It seems that everywhere I turn, people are always looking for the "latest and greatest secret" that will get them to their goals. New fitness products are pushed out every week promising to get people where they've never been before. I hate to break it to you, but you're not [insert athletic performance or physique  goal here] because you have yet to find the Holy Grail exercise or diet trick.

Well done on this one Anthony.

2. My Cup-O-Strength coffee mug recently arrived in the mail, and I can tell you that I'll be using this with reckless abandon. As a matter of fact, The Journal of Strength and Conditioning Research is conducting a study to show that consuming a caffeinated beverage out of this mug will increase your deadlift by 8%.

Okay, maybe that's not completely true, but they will be doing that study at some point. They just don't know it yet. Do yourself a favor and pick up one of these awesome bad boys HERE.

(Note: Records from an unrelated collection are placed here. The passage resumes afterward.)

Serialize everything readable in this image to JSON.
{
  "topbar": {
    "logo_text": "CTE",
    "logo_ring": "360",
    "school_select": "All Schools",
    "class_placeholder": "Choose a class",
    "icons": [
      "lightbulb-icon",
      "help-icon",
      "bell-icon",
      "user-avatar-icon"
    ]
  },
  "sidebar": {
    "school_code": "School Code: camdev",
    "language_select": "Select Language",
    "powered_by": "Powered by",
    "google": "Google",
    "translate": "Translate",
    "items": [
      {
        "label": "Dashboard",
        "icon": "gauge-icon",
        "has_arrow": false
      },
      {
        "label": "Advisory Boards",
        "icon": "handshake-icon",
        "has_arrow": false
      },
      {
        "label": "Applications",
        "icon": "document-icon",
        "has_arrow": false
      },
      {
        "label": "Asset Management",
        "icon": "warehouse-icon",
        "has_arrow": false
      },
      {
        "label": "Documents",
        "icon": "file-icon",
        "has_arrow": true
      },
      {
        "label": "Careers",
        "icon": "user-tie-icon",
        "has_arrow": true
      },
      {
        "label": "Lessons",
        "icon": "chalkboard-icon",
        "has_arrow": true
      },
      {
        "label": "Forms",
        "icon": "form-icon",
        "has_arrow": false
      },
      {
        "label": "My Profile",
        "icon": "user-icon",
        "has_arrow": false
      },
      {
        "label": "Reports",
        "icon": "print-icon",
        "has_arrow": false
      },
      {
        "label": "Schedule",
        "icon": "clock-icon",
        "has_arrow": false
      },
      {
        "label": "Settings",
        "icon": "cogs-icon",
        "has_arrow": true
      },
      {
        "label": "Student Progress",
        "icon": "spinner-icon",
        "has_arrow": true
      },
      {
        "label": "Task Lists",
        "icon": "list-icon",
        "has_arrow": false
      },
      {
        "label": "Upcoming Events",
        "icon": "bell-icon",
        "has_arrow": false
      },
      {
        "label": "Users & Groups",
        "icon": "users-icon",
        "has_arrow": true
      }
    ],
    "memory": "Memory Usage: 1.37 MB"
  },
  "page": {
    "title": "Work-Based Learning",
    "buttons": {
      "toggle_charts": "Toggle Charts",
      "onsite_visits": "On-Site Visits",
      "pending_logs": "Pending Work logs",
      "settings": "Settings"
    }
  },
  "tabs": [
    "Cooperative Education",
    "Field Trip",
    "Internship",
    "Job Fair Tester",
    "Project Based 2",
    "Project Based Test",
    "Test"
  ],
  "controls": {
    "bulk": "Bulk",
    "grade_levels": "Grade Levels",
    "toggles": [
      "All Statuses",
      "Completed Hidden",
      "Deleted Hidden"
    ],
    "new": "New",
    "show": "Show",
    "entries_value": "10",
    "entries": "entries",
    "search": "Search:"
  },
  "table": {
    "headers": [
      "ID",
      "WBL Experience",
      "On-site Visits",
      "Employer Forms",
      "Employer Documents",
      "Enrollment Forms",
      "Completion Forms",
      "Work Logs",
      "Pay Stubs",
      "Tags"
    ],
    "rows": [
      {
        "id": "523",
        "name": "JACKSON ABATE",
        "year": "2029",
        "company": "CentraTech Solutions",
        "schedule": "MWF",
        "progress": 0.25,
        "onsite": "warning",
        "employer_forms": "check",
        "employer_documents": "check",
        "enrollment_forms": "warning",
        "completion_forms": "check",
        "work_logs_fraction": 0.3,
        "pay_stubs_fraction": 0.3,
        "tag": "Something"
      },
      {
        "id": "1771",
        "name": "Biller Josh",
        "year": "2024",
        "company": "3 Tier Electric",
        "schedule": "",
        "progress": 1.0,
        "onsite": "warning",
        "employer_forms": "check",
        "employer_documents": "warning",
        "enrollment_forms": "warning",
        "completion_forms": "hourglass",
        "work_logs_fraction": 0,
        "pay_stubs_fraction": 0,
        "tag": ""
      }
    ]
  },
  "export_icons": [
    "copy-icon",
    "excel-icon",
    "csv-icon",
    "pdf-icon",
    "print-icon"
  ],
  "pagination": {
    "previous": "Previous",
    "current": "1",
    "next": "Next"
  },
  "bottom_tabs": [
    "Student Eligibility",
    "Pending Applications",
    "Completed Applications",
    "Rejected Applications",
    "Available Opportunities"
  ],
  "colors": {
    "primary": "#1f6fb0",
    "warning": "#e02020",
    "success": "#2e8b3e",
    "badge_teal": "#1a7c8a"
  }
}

3. Speaking of deadlifting, I've been doing a little deadlift experiment. I'm not going to go into too much into the details here and now, but needless to say I've been getting more than my fill of this movement recently.

Over the past four weeks, I have pulled 155 reps in singles. Yes, I have "dipped, gripped, and ripped" on 155 separate occasions over the past month.

That's all I'll say about that for now though.

4. Metamucil has changed my life. I recently started taking it regularly!!! I'm not joking you when I say that if you haven't been taking this stuff, you're missing out on one of the greatest things man has ever manufactured.

5. Haha:

I don't know why but this made me laugh pretty hard. Maybe it was just the mood I was in. Anyway, I don't know about you, but we have some good movies coming up in 2012: Hunger Games, The Avengers  (<-- maybe it will be corny but I still want to see it) Dark Knight Rises, The Hobbit, etc.

Is anyone as excited about this as I am????

Have a great weekend everyone.